Despite the strength in its execution, there are several issues with gameplay that do concern me. The reliance on Wishfires to save stood out, as they are few and far between. I found myself relying on the generous number of HP potions scattered throughout the maps. I would prefer either having the ability to save when I choose or to have more Wishfires, as reaching some are quite the enemy infested trek. Speaking of enemies, although I found enemies and the challenge level acceptable, I feel as if Viola and her team could very quickly become underleveled. I would call the challenge strict, in that you are nearly required to fight every enemy in order to maintain difficulty balance. Along with my gripe regarding combat and its pacing, I had a clear temptation to skip fights via platforming around enemies, but again, I sensed that if I had skipped more than a few fights, I would have been outmatched even by later normal enemies. Enemies hit hard here, so adequate leveling and a stock of potions are a must. And all of this again alludes to my want for more Wishfires and/or manual saves. Finally, the only game breaking bug I faced was when I tried to use that warp song I had mentioned. I don’t believe it’s fully implemented, for when I tried, my screen went black and I had to restart.
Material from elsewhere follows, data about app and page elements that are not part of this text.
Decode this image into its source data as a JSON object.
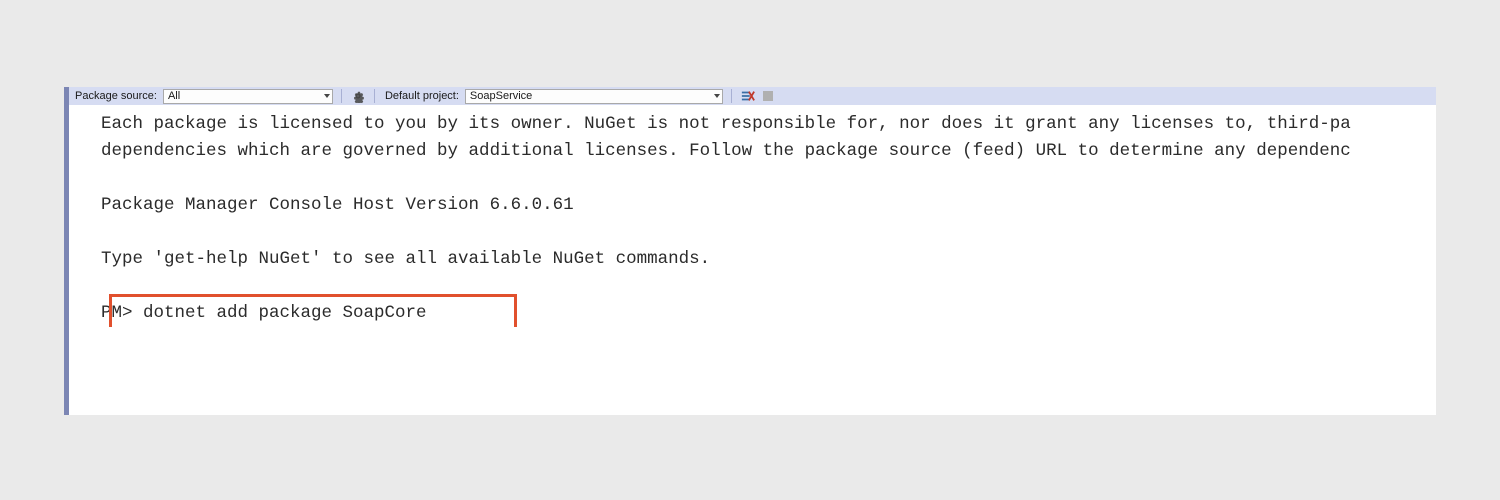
{
  "toolbar": {
    "package_source_label": "Package source:",
    "package_source_value": "All",
    "default_project_label": "Default project:",
    "default_project_value": "SoapService"
  },
  "console": {
    "line1": "Each package is licensed to you by its owner. NuGet is not responsible for, nor does it grant any licenses to, third-pa",
    "line2": "dependencies which are governed by additional licenses. Follow the package source (feed) URL to determine any dependenc",
    "blank": "",
    "line3": "Package Manager Console Host Version 6.6.0.61",
    "line4": "Type 'get-help NuGet' to see all available NuGet commands.",
    "prompt": "PM> ",
    "command": "dotnet add package SoapCore"
  }
}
As a musically themed game, one would expect Viola to possess some impressive audio aesthetics and it delivers beautifully. The music is incredible, combining golden age RPG sounds with a fitting original score to produce a charming, vivid atmosphere. The battle themes are catchy and the background themes fit their environments perfectly. Even the Zelda-esque tunes are clever in their melodies. You can hear the passion and love that’s been put into the sound score of Viola. This is a soundtrack I very much wish to listen to in its entirety.
Not to be outdone, the visual aesthetics are equally impressive. This classic, 16-bit styled world is beautiful and emphasizes the fantasy elements and themes of music and discovery. The maps are a pleasure to explore and convey that sense of mystery that drives a desire to explore. The characters are all cutely depicted, demonstrating their charismatic personalities. I especially appreciate their face portraits in the dialogue boxes, as these all change to match the tones of the conversations and the moods of the speakers. These little details are numerous and clever, furthering my immersion. I can’t wait to spend more time seeing and hearing the world of Vynla.
At this stage, Viola already looks, feels, and plays like a finished product and I am simply amazed with the level of polish Doorne has achieved here. The platforming is simple, yet fun and if combat can be made a bit more flexible and faster paced, I think it will be perfect. So far, I’m intrigued by the story and I’m immersed in Viola’s struggles to the point that I wish to witness her growth to its climax. I hope she receives the quality of development already established and I hope the overall narrative quality remains high. And again, the aesthetics bring this world to life and make it an absolute pleasure to see and hear. This musically themed game is definitely one worth the discovery and I’m looking forward to playing Viola in the future.
Jelle van DoorneJRPGplatformerRPGUnityViola